New Non-synthetic Antibacterial Agents Challenging the Active and Persistent Forms of Borrelia ssp.

Authors: Anna Goc, Aleksandra Niedzwiecki, Matthias Rath

Presented at: 4th International Congress on Bacteriology and Infectious Diseases; May 16 - 18, 2016   |   San Antonio, Texas  | Watch here (part 1)  |  Watch here (part 2)

Published in: Conference proceedings: https://www.omicsonline.org/ArchiveJBP/bacteriology-and-infectious-diseases-2016-proceedings-keynote.php

Background: Lyme borreliosis is a tick-borne bacterial infection caused by the spirochete Borrelia burgdorferi sensu lato. It has become a major public health concern for humans and animals worldwide. The primary treatment is based on the administration of antibiotics. However, relapse often occurs when such treatment is withdrawn. One of the possible explanations for this clinical observation is the ability of Borrelia sp. to adapt different persistent forms. Thus, there is a continuous search for new compounds that would be effective not only against spirochetes but also these persisters. Naturally occurring agents signify a growing theme in antimicrobial defense. Often they represent a starting point for the development of novel treatment approaches and/or serve as a base for their modified alternatives as well. However, little is known about their anti-borreliaea efficacy. Thus, 50 non-synthetic agents such as plant-derived active compounds and plant extracts were tested in this study for their in vitro effectiveness against active and latent forms of Borrelia burgdorferi sensu stricto (predominant in the USA) and Borrelia garinii (predominant in Eurasia). From that screening, several new substances have been identified. These agents, described in this work, showed to have significant effects against both active and persistent forms of tested Borrelia sp. Moreover, enhanced reciprocal cooperation with major antibiotics currently prescribed for Lyme disease was observed.
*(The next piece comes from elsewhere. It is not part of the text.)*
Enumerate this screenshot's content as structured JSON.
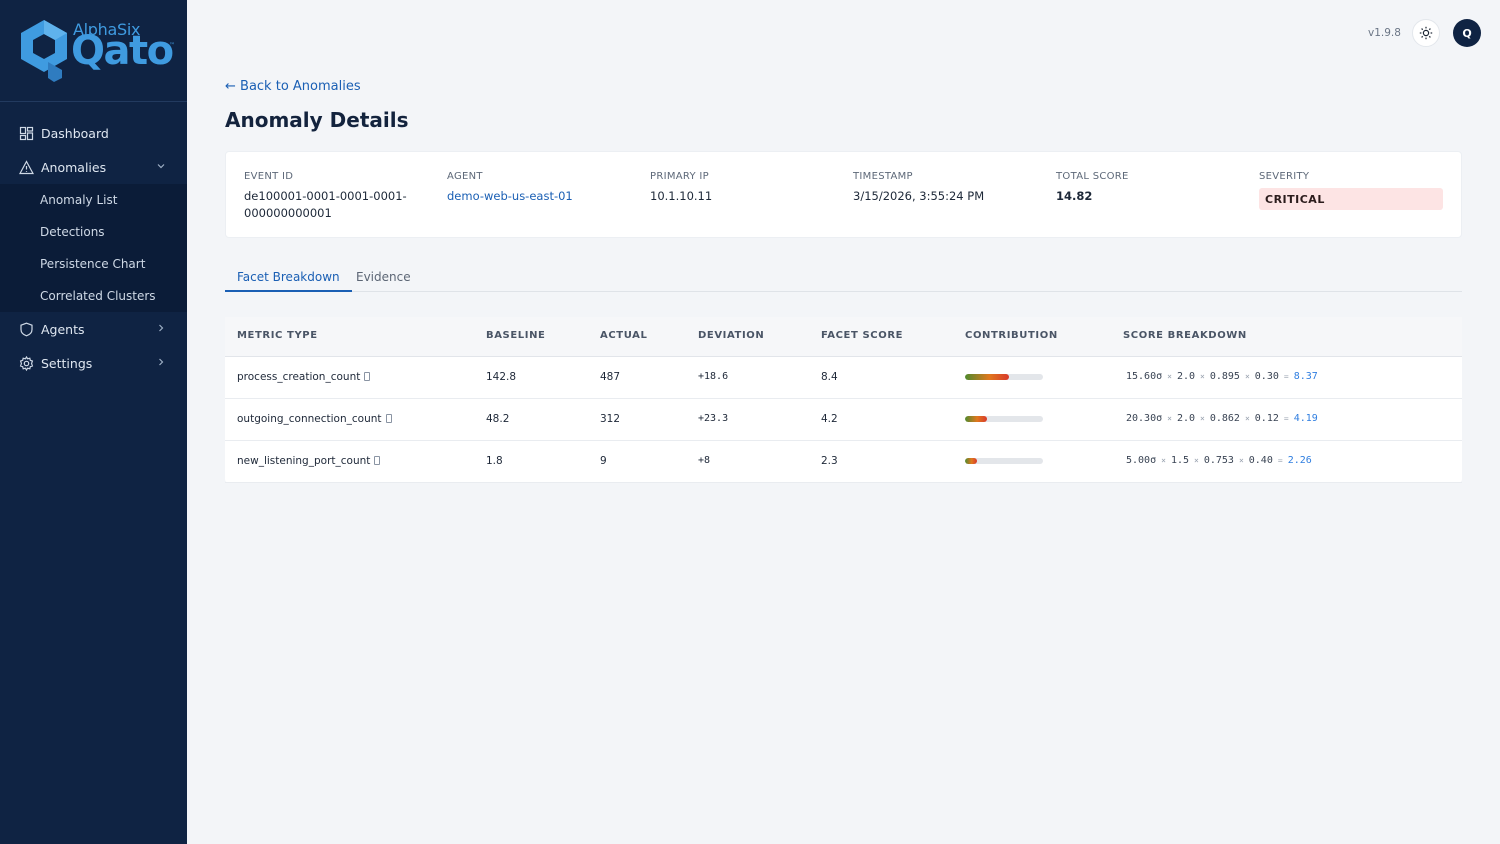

This study reveals their potential to combat these bacteria. The depictions reported here are part of an ongoing preclinical development plan that could bring them to clinical trials in the near future as well.